On February 15, 2013 the largest asteroid since the Tunguska event (also in Siberia) of 1908 collided with Earth. This time, literally thousands of video images were captured of the event providing scientists with a wealth of information to investigate. Tonight on NOVA, you can journey with scientists in Russia as they explore the meteor, its origin and subsequent impact on the area in Meteor Strike at 9PM on GPB.
Preceded by a blinding flash of light, the 7,000 ton asteroid exploded with the power of 30 Hiroshima bombs, according to NASA. Incredibly, no one was killed by the blast, though more than 1,000 people were injured by debris.

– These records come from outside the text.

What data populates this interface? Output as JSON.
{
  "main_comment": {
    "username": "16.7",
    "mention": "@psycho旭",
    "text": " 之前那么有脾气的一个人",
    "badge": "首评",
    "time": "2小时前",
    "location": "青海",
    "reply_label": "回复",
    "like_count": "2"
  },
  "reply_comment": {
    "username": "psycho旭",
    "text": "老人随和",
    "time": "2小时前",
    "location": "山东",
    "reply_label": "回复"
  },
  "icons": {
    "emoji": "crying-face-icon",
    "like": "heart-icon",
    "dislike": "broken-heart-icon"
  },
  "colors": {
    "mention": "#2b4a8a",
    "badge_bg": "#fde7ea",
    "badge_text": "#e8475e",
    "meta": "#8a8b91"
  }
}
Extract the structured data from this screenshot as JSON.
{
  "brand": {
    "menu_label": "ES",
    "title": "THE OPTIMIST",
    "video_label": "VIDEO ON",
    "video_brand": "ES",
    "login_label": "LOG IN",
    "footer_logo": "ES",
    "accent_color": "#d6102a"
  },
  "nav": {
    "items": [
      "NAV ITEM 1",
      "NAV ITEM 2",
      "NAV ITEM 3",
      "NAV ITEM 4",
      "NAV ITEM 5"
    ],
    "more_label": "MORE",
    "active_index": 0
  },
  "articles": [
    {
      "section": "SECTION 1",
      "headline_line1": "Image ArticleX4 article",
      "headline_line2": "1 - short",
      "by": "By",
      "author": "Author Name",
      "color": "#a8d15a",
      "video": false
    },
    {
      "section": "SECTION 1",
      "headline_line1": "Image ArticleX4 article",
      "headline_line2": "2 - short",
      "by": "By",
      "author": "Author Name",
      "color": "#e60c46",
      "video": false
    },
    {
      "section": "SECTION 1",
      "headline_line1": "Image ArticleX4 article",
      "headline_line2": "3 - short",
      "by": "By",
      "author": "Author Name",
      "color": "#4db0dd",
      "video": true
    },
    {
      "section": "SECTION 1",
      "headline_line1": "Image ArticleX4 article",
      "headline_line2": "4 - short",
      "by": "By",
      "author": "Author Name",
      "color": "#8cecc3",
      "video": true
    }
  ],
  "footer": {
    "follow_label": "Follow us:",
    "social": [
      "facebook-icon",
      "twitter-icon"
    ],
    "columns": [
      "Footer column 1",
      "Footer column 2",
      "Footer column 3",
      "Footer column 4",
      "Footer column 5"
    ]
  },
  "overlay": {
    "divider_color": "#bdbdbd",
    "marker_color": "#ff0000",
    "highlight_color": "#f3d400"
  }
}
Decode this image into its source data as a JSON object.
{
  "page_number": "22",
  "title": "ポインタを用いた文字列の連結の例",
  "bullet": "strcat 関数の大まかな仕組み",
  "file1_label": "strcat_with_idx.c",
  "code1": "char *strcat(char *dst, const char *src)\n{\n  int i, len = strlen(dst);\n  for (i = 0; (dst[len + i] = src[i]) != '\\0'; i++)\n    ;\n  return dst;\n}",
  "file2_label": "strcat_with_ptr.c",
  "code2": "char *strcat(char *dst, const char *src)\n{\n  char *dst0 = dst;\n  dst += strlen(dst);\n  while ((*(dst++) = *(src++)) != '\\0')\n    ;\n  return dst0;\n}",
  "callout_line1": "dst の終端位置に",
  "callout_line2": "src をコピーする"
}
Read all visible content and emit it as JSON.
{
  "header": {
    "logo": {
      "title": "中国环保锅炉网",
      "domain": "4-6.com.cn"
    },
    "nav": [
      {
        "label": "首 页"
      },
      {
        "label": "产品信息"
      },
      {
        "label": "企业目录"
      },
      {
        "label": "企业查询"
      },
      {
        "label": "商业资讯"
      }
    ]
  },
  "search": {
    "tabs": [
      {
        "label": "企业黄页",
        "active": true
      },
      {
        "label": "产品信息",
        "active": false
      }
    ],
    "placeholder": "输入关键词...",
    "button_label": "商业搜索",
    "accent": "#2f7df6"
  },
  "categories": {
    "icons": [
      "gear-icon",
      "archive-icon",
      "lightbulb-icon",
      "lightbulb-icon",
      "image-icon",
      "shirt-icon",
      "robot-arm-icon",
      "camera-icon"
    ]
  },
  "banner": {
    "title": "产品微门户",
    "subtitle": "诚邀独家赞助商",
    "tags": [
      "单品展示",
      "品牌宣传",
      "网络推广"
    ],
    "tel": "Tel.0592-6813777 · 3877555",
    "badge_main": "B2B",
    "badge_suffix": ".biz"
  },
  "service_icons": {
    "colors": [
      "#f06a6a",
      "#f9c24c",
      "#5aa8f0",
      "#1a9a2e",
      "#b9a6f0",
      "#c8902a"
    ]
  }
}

NOVA will compare this strike with others in the past, providing perspective to the very recent event. We’ll find out where it comes from as well as what this rock is made of. Should we all watch for a boom in the moissanite market? How likely is this to happen again? Will we be warned about it if another big one strikes again? Was it an asteroid similar to this one that took out the dinosaurs?
If you can't wait until tonight, check out NOVA's Q&A with asteroid expert Don Yeomans. This interview is from 2006, so you won't find any answers about the one that struck Russia this year, but you will find some really great discussion about asteroids.